Offshore wind farm contractor Eneti has launched an effort that could lead to the sale of its three smallest vessels.

As it reported better-than-expected second-quarter earnings, the New York-listed company wind turbine installation vessel (WTIV) owner said its three NG2500X-class jack-ups have been classified as “non-core assets”.

Eneti “is initiating a process through which it determines how to best monetise these assets”, the Monaco-headquartered company said.

The vessels involved are the 5,150-gt Seajacks Hydra (built 2014), and the 5,190-gt Seajacks Leviathan and Seajacks Kraken (both built 2009).

Company executives said they started looking at a sale or moving the vessels into some form of “long-term business” in a bid to “capture the spread” between the company’s share price on the New York Stock Exchange and its net asset value (NAV).

“The company itself, and the management itself, is prepared to sell things when we have a situation, as we have now, when you have an enormous discrepancy between the actual steel value of the assets and the share price,” said Eneti president Robert Bugbee said during a conference call with investors.

He said analysts put Eneti’s NAV at between $13 to $18 per share. Its share price has been at a significant discount to that figure, between $5.22 and $6.55 this month.

Like the rest of the vessels picked up by Eneti when it took over Seajacks International in August of last year, the NG2500Xs are self-propelled jack-ups that can serve the growing offshore wind market that is the company’s focus.
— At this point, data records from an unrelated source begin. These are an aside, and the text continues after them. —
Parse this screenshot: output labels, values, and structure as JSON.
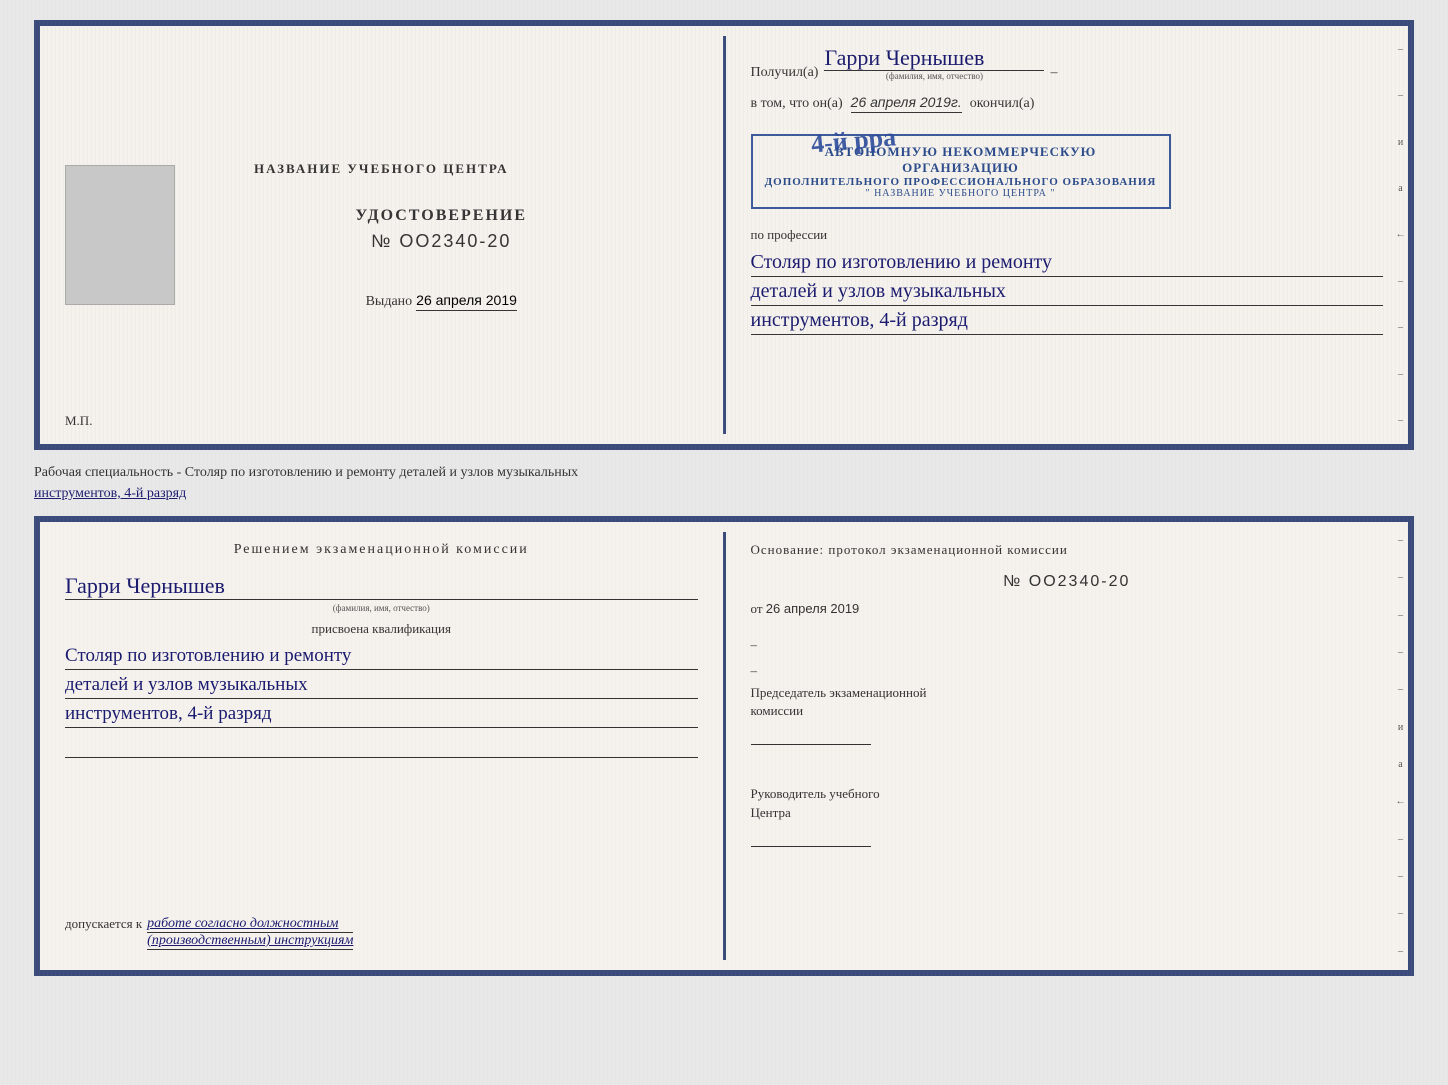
{
  "top_doc": {
    "left": {
      "center_title": "НАЗВАНИЕ УЧЕБНОГО ЦЕНТРА",
      "cert_type": "УДОСТОВЕРЕНИЕ",
      "cert_number": "№ OO2340-20",
      "issued_label": "Выдано",
      "issued_date": "26 апреля 2019",
      "mp_label": "М.П."
    },
    "right": {
      "recipient_label": "Получил(а)",
      "recipient_name": "Гарри Чернышев",
      "recipient_hint": "(фамилия, имя, отчество)",
      "in_that_label": "в том, что он(а)",
      "date_val": "26 апреля 2019г.",
      "okonchl_label": "окончил(а)",
      "stamp_line1": "АВТОНОМНУЮ НЕКОММЕРЧЕСКУЮ ОРГАНИЗАЦИЮ",
      "stamp_line2": "ДОПОЛНИТЕЛЬНОГО ПРОФЕССИОНАЛЬНОГО ОБРАЗОВАНИЯ",
      "stamp_line3": "\" НАЗВАНИЕ УЧЕБНОГО ЦЕНТРА \"",
      "stamp_overlay": "4-й рра",
      "profession_label": "по профессии",
      "profession_line1": "Столяр по изготовлению и ремонту",
      "profession_line2": "деталей и узлов музыкальных",
      "profession_line3": "инструментов, 4-й разряд"
    }
  },
  "caption": {
    "text1": "Рабочая специальность - Столяр по изготовлению и ремонту деталей и узлов музыкальных",
    "text2": "инструментов, 4-й разряд"
  },
  "bottom_doc": {
    "left": {
      "decision_title": "Решением  экзаменационной  комиссии",
      "name": "Гарри Чернышев",
      "name_hint": "(фамилия, имя, отчество)",
      "kvali_label": "присвоена квалификация",
      "prof_line1": "Столяр по изготовлению и ремонту",
      "prof_line2": "деталей и узлов музыкальных",
      "prof_line3": "инструментов, 4-й разряд",
      "dopusk_label": "допускается к",
      "dopusk_value": "работе согласно должностным",
      "dopusk_value2": "(производственным) инструкциям"
    },
    "right": {
      "osnov_title": "Основание:  протокол  экзаменационной  комиссии",
      "protocol_num": "№  OO2340-20",
      "ot_label": "от",
      "protocol_date": "26 апреля 2019",
      "chairman_label1": "Председатель экзаменационной",
      "chairman_label2": "комиссии",
      "rukovod_label1": "Руководитель учебного",
      "rukovod_label2": "Центра"
    }
  },
  "vertical_marks": [
    "–",
    "–",
    "и",
    "а",
    "←",
    "–",
    "–",
    "–",
    "–"
  ],
  "v_marks_bottom": [
    "–",
    "–",
    "–",
    "–",
    "–",
    "и",
    "а",
    "←",
    "–",
    "–",
    "–",
    "–"
  ]
}
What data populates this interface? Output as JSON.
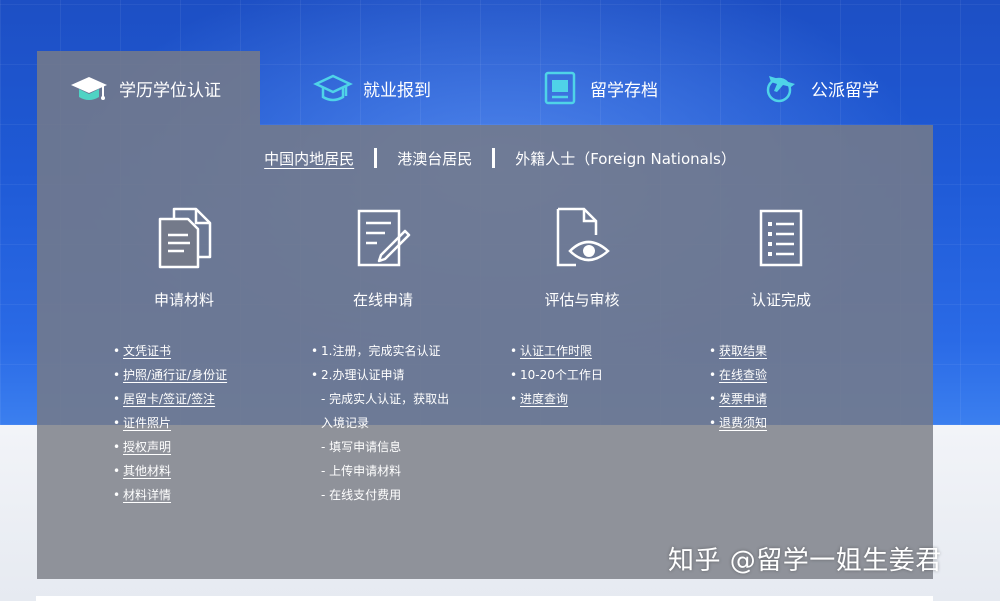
{
  "tabs": [
    {
      "label": "学历学位认证",
      "icon": "graduation-cap-icon",
      "active": true
    },
    {
      "label": "就业报到",
      "icon": "mortarboard-outline-icon",
      "active": false
    },
    {
      "label": "留学存档",
      "icon": "archive-folder-icon",
      "active": false
    },
    {
      "label": "公派留学",
      "icon": "airplane-globe-icon",
      "active": false
    }
  ],
  "subtabs": [
    {
      "label": "中国内地居民",
      "active": true
    },
    {
      "label": "港澳台居民",
      "active": false
    },
    {
      "label": "外籍人士（Foreign Nationals）",
      "active": false
    }
  ],
  "steps": [
    {
      "label": "申请材料",
      "icon": "documents-icon",
      "items": [
        {
          "text": "文凭证书",
          "link": true
        },
        {
          "text": "护照/通行证/身份证",
          "link": true
        },
        {
          "text": "居留卡/签证/签注",
          "link": true
        },
        {
          "text": "证件照片",
          "link": true
        },
        {
          "text": "授权声明",
          "link": true
        },
        {
          "text": "其他材料",
          "link": true
        },
        {
          "text": "材料详情",
          "link": true
        }
      ]
    },
    {
      "label": "在线申请",
      "icon": "form-edit-icon",
      "items": [
        {
          "text": "1.注册，完成实名认证",
          "link": false,
          "bullet": true
        },
        {
          "text": "2.办理认证申请",
          "link": false,
          "bullet": true
        },
        {
          "text": "- 完成实人认证，获取出",
          "link": false,
          "bullet": false
        },
        {
          "text": "入境记录",
          "link": false,
          "bullet": false
        },
        {
          "text": "- 填写申请信息",
          "link": false,
          "bullet": false
        },
        {
          "text": "- 上传申请材料",
          "link": false,
          "bullet": false
        },
        {
          "text": "- 在线支付费用",
          "link": false,
          "bullet": false
        }
      ]
    },
    {
      "label": "评估与审核",
      "icon": "document-eye-icon",
      "items": [
        {
          "text": "认证工作时限",
          "link": true
        },
        {
          "text": "10-20个工作日",
          "link": false
        },
        {
          "text": "进度查询",
          "link": true
        }
      ]
    },
    {
      "label": "认证完成",
      "icon": "checklist-icon",
      "items": [
        {
          "text": "获取结果",
          "link": true
        },
        {
          "text": "在线查验",
          "link": true
        },
        {
          "text": "发票申请",
          "link": true
        },
        {
          "text": "退费须知",
          "link": true
        }
      ]
    }
  ],
  "watermark": "知乎 @留学一姐生姜君"
}
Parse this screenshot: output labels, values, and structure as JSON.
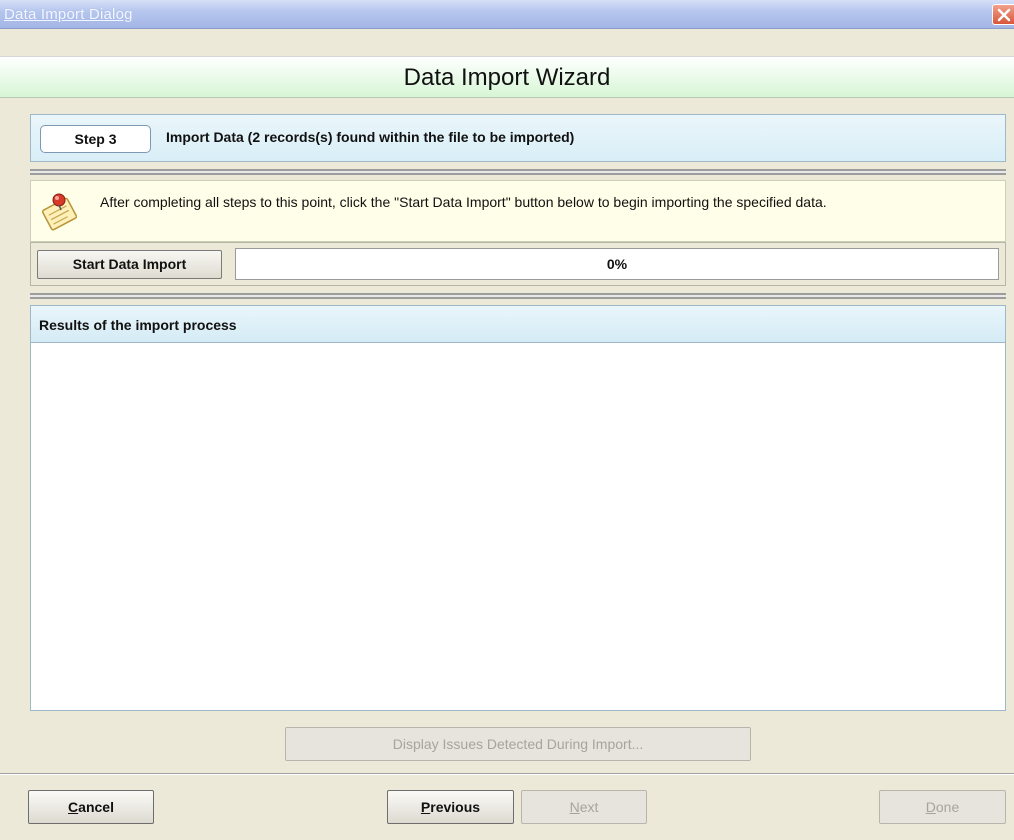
{
  "window": {
    "title": "Data Import Dialog",
    "close_icon": "close-x-icon"
  },
  "wizard": {
    "title": "Data Import Wizard"
  },
  "step": {
    "label": "Step 3",
    "description": "Import Data  (2 records(s) found within the file to be imported)"
  },
  "info": {
    "icon": "notepad-pin-icon",
    "text": "After completing all steps to this point, click the \"Start Data Import\" button below to begin importing the specified data."
  },
  "import": {
    "start_label": "Start Data Import",
    "progress_text": "0%",
    "progress_value": 0,
    "progress_color": "#3b7bd4"
  },
  "results": {
    "header": "Results of the import process",
    "content": ""
  },
  "issues_button": {
    "label": "Display Issues Detected During Import..."
  },
  "footer": {
    "cancel": {
      "mnemonic": "C",
      "rest": "ancel"
    },
    "previous": {
      "mnemonic": "P",
      "rest": "revious"
    },
    "next": {
      "mnemonic": "N",
      "rest": "ext"
    },
    "done": {
      "mnemonic": "D",
      "rest": "one"
    }
  }
}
Oil and gas work

But they are less specialised than the rest of the fleet and carry out oil and gas work as well. In the second quarter, for example, they were employed in maintenance work on gas production platforms in the North Sea.

Offshore wind projects, meanwhile, are gravitating to larger WTIVs, to accommodate the growing size of turbines.

The 5,150-gt Seajacks Hydra (built 2014) is one of three NG2500X-class vessels in the fleet of Seajacks. The wind-turbine installation vessel owner was acquired by Eneti in 2021. Photo: Seajacks

All three of the NG2500X jack-ups were built by Lamprell in the United Arab Emirates and designed by GustoMSC.

They have DP2 dynamic positioning capabilities, 900 square metres of deck space, 80 metres of length overall and a helideck.


According to their brochures, the Seajacks Leviathan and Seajacks Hydra have accommodations for 100 people, while the Seajacks Kraken can house 90.

Eneti chief operating officer Cameron Mackey said the company has seen significant enquiry for the ships, not just for short-term work but for longer-term employment or a sale.

Subscribe to Green Seas
Get our weekly newsletter on sustainability, ESG and decarbonisation to stay on top of the developments as the shipping industry faces pressure to transform.

“The market conditions for those assets, which have a fair bit of employment in oil and gas-related work, has tightened significantly over the last several months,” he said.

But he said the process to consider a sale is in the early stages.

“It won’t happen over night,” he said.

A sale of the trio would leave Eneti with four larger wind-turbine installation vessels and two newbuildings.

Chief executive Emanuele Lauro told analysts on Wednesday that the company has received proposals from several banks to finance the two WTIVs that are under construction at Daewoo Shipbuilding & Marine Engineering.

One proposal is fully underwritten, he said.